Support Hyperallergic’s independent arts journalism.
Join the Freer Gallery of Art and the Arthur M. Sackler Gallery, the Smithsonian’s National Museum of Asian Art, for a series of three timely and wide-ranging online conversations about religion and spirituality in the museum. Featured speakers include Smithsonian Secretary Lonnie G. Bunch III, Krista Tippett of the On Being podcast, American Zen priestess Reverend angel Kyodo williams, Chase F. Robinson, director of the Freer and Sackler, and many more.
Moment of Zen: Buddhist Teachings for Turbulent Times
Wednesday, July 22, 6pm EDT
American Zen priestess angel Kyodo williams, art historian Yukio Lippit of Harvard University, and museum curator Frank Feltens will discuss Buddhism, spirituality, and engagement with the world.
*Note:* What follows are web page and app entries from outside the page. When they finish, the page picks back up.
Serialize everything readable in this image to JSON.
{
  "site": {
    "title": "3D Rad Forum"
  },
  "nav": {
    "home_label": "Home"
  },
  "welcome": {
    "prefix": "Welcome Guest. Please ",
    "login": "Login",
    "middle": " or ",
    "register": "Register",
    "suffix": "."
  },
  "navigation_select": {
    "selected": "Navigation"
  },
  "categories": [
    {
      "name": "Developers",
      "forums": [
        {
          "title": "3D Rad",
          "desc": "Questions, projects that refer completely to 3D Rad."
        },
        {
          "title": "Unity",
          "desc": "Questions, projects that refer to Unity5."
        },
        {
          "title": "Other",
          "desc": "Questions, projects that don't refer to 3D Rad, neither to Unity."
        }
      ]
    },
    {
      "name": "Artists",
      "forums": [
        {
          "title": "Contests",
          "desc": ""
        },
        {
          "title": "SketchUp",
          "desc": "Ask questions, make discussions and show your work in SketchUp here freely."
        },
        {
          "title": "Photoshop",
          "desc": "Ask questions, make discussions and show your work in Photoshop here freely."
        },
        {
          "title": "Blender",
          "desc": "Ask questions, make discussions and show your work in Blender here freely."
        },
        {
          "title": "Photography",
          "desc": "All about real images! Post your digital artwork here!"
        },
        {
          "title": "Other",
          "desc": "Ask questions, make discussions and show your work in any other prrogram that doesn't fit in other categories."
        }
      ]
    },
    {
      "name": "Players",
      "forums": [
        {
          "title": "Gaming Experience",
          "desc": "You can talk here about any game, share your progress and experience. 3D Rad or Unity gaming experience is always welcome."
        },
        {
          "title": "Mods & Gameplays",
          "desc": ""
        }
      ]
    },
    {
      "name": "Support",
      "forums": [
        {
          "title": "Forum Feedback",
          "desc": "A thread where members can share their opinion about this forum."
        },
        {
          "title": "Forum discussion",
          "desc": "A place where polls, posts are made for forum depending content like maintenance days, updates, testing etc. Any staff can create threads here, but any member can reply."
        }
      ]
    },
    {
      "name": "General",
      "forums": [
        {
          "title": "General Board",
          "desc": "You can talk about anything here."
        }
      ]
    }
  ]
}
Conversations about Museums and Healing with Smithsonian Secretary Lonnie G. Bunch III and On Being’s Krista Tippett
Wednesday, July 29, 6pm EDT
Smithsonian leaders and broadcaster Krista Tippett explore how the role of museums has shifted and how we can plan for our post-Covid existence.
Spirituality and the Art Museum in Contemporary America
Wednesday, August 5, 6pm EDT
Leading scholars of religion and sociology conduct a thought-provoking discussion about the changing role of spirituality in our country today.
This series of events is made possible by the Lilly Foundation Religion and Cultural Institutions Initiative.
While staying as a house guest, a naked Le Corbusier defiled Gray’s minimalist, color-blocked walls that were only restored in 2015.
Keep your friends close and your bad art friends closer.
Hear from Holly Jean Buck, Carolina Caycedo and David de Rozas, Simon Denny, Elizabeth Hoover, Renee Kemp-Rotan, Joseph Kunkel, and more at this free public event.
In his new book, Tyler Green argues that landscape was Emerson’s method of glorifying territories shaped and bordered by white men.
“The 52-hertz Whale,” which sings a song at a frequency no other whale uses, is a social media phenomenon. But this film shows that the phenomenon says more about us than whales.
EFA Open Studios offers a portal into the creative habitats of over 65 artists working in Manhattan’s longest-running studio program, including Dannielle Tegeder, Wafaa Bilal, Cui Fei, and Anina Major.
The unvarnished photographs celebrate the lives, beauty, and resilience of an oppressed group at Chile’s social peripheries in the 1980s, and the series was recently acquired by MOCA in Los Angeles.
51 international publishers and galleries showcase their latest editions in prints and artists’ books at this free public fair, which is fully online this year.
The University of Virginia researchers wrote that the data “provides compelling evidence that these symbols are associated with hate.”
We are waiting for spectacle and when the quotidian, yet incongruous actions occur I wonder whether there is any real payoff coming.
Tanega’s approach to mark-making comes across as stream of consciousness, as if she’s engaged in a conversation with herself.